Halfords has launched a campaign to fill 1,000 technician jobs over the next 12 months by targeting more female and retired recruits as the UK’s tight labor market pushes employers to think up new hiring strategies.
Announcing a halving of interim profits as customers cut discretionary spending amid the cost of living crisis, the auto and bike retailer warned that its full-year results would fall short of expectations.
However, he said inflationary pressures had also boosted the membership of his car loyalty club by drivers keen to cover the rising cost of running a car.
Its managing director, Graham Stapleton, said: “To help meet this demand, we are today launching a recruitment campaign to fill 1,000 new automotive technician positions over the next 12 months. In particular, we hope to attract retirees to the job market, as well as increase the number of women in technical positions.
Industries across the UK are facing a labor shortage, with the unemployment rate at its lowest level since 1974 in October, large numbers of people leaving the workforce due to early retirement and long-term illness, as well as the impact of falling levels of migration after Britain left the EU.
In its interim results, Halfords, the UK’s largest car services provider, with more than 600 garages and nearly 700 vans, reported underlying pre-tax profits of £29million for the six months to on September 30, up from £57.9m a year ago.
Revenue rose 10.2% to £765.7m in the first half, driven mainly by the Autocentres part of the business which deals with vehicle maintenance and technical checks. However, its like-for-like retail sales were down 6% year-over-year as consumers rein in their spending on bikes.
Halfords said that since the first half of the year, there was “resilient trading in the more needs-based categories, but there was some easing in the more discretionary areas.”
He added: “It remains difficult to predict consumer confidence for the remainder of 2022-23, but we don’t expect the challenges facing businesses to dissipate soon.”
The group now expects underlying pre-tax profits for the full year to be at the lower end of its previous forecast of between £65m and £75m.
Matt Britzman, equity analyst at Hargreaves Lansdown, said: “Halfords’ decision to focus on building its more reliable service revenue stream could not have come soon enough as consumers grapple with pressure from costs move away from more discretionary spending.

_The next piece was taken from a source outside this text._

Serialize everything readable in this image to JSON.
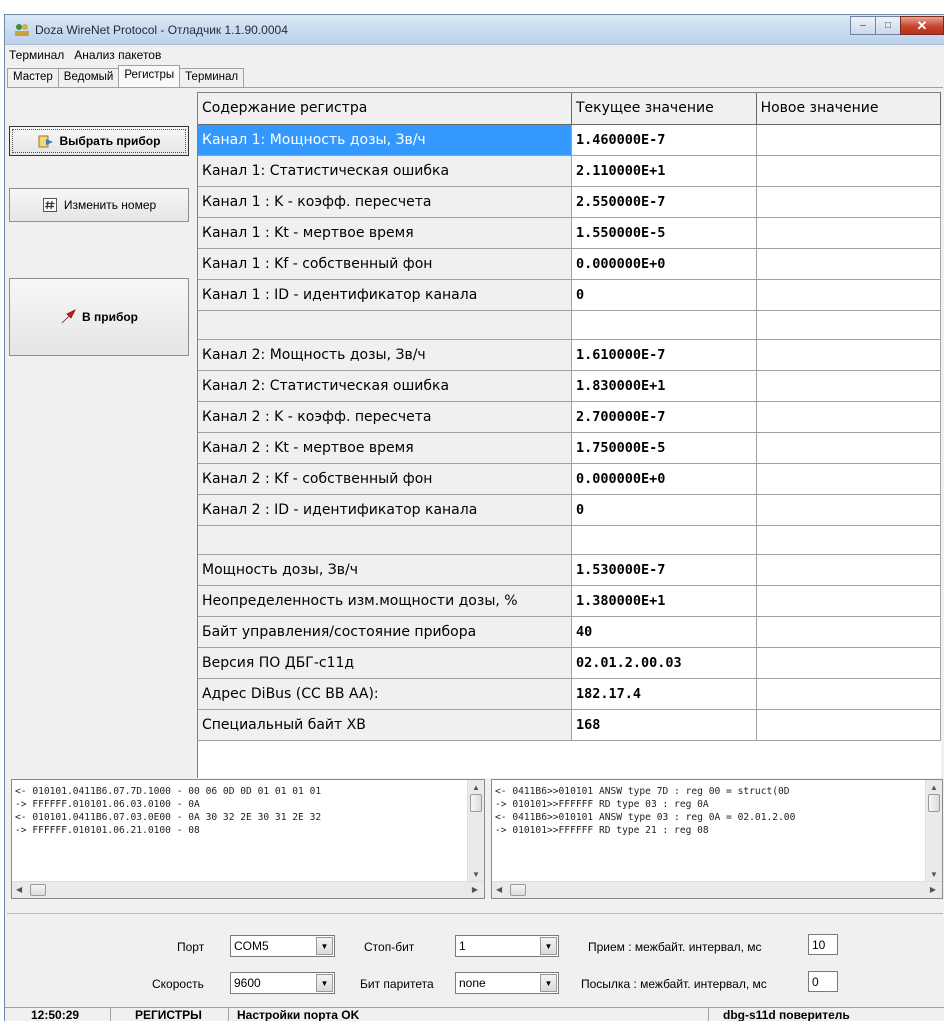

“This trend is particularly visible within the once booming cycling division of Halfords, where sales are returning to earth following the pandemic boom.”